Wednesday, February 6, 2013
One of the most popular Superbowl ads of the year — 'Viva Young' — was co-created by Glencoe and Northbrook natives.
Maybe you were laughing too hard to catch the hint in Taco Bell's Viva Young, Super Bowl commercial — Bernie Goldblatt is sneaking out of The Glencobrooke Retirement Home. The 60-second story of a gang of rowdy seniors on a wild night out in L.A. has already collected more than two million views on YouTube, and some former North Shore kids are behind it. Brian Siedband, and Gordy Sang, two Los Angeles-based ad executives who grew up in Northbrook and Glencoe, respectively, came up with the idea for Taco Bell after "kicking around the thought of retirement home residents escaping for a night out," Siedband told the Northbrook Star. Siedband graduated from Glenbrook North High School in 1995 and Sang went to New Trier, according to the …

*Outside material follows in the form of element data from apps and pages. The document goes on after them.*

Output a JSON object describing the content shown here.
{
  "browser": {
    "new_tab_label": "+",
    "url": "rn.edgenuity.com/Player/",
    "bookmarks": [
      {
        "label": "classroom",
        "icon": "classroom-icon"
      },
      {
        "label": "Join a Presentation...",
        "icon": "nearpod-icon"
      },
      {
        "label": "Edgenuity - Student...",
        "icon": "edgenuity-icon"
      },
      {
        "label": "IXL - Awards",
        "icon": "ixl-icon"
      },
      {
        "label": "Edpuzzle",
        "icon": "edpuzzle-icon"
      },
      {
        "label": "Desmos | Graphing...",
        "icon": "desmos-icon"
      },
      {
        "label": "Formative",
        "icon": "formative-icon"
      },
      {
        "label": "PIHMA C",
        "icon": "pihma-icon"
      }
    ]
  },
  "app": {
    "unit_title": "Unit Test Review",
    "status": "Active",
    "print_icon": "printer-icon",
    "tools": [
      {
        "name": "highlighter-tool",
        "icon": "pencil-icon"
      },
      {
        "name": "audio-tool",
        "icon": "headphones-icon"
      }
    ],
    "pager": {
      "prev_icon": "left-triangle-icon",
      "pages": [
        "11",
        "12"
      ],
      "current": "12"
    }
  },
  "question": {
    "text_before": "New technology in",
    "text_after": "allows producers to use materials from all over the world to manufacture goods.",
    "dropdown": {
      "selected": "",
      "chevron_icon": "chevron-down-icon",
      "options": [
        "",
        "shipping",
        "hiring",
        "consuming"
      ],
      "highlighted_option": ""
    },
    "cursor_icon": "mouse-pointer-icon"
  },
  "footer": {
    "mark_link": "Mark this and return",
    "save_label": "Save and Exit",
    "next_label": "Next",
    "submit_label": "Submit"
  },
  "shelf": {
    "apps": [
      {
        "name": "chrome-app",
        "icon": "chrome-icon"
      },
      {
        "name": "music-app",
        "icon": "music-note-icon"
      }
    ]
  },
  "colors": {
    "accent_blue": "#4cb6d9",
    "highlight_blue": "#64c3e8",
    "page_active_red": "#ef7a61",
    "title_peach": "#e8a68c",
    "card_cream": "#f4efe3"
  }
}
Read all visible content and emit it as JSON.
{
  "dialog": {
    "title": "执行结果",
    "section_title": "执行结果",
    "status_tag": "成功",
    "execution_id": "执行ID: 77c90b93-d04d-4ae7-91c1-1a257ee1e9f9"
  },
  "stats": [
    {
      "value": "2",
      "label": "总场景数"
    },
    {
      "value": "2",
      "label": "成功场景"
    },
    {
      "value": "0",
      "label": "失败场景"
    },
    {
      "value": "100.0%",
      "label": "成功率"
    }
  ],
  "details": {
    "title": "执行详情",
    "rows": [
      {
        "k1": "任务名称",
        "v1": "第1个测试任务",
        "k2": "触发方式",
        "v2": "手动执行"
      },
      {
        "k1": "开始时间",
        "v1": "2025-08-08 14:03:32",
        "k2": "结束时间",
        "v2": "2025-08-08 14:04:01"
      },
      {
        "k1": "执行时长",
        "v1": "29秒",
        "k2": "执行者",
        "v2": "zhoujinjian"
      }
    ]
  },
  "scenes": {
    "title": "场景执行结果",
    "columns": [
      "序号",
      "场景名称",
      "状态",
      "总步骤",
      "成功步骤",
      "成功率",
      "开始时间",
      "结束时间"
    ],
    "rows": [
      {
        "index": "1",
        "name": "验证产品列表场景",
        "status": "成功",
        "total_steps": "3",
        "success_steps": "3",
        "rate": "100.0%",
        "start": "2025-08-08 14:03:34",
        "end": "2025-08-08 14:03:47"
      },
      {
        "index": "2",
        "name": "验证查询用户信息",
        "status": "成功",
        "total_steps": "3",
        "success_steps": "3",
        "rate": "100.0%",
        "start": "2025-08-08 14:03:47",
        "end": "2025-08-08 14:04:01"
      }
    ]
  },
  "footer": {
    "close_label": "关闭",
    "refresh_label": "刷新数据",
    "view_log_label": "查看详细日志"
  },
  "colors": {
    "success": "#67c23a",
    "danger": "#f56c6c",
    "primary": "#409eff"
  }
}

Monday, February 7, 2011
A roundup of the region's major developments for Monday Feb. 7.
Here are the top stories from Patch sites in your area: Skokie Man Rescues Neighbor Suffocating in Car Red Light Camera Exposes Dangerous Driving at Intersection Rashard Mendenhall Stars in NFL's Big Show VIDEO: Seven Deerfield Wrestlers Advance to Sectionals
Thursday, February 3, 2011
A roundup of the region's major developments for Thursday Feb. 3.
Here are the top stories from Patch sites in your area: Village Declares Emergency After 17" Snowfall A Bird's-Eye View of Storm in Action Storm Can't Stop Moms in Super Bowl-Twitter-Mercedes Race It's a Snow Day, Now What?
Wednesday, February 2, 2011
Wilmette residents Jennifer Marshall and Meredith Sinclair compete for charity and a chance to win cars.
- THE NEIGHBORHOOD FILES
- Andrea Hart
Wednesday, February 2, 2011
As blizzard 2011 delivers nearly 20 inches of snow to the area, Wilmette mom's Jennifer Marshall and Meredith Sinclair are trying their darndest to get to Dallas by Friday. "It stinks that this Snowpocalyse is hiting us with all this snow," Marshall told Patch. That's because Marshall and Sinclair are finalists in Mercedes-Benz USA's "Tweet Race to the Big Game," in which four, two-person teams race to the Superbowl in 2011 Mercedes-Benz cars. The catch is that their fuel is generated by social media site Twitter—the amount they fill up at the pump is determined by how many people re-tweet their team name, #MBteamGL. As they travel to the big game, Marshall and Sinclair will compete in a series of challenges to gain more Twitter followers…
Friday, January 28, 2011
Separating life and sports.
It has been stated that our societal love of sports comes from a shared perception that the game played is an acceptable metaphor for life. Perhaps that also explains my over use of baseball analogies in everyday conversation. When we watch our favorite sports franchise we project ourselves onto the athletes and use the opposing team to personify our daily struggles. We root for the players we feel represent us and form a bond. That bond allows us to feel the highs of their success. We know that being a fan means we are spectators—our support does not actually influence performance. But we allow ourselves to give into the fantasy, so that we can feel on some level that we have conquered our challenges and emerged champions. But it’s a …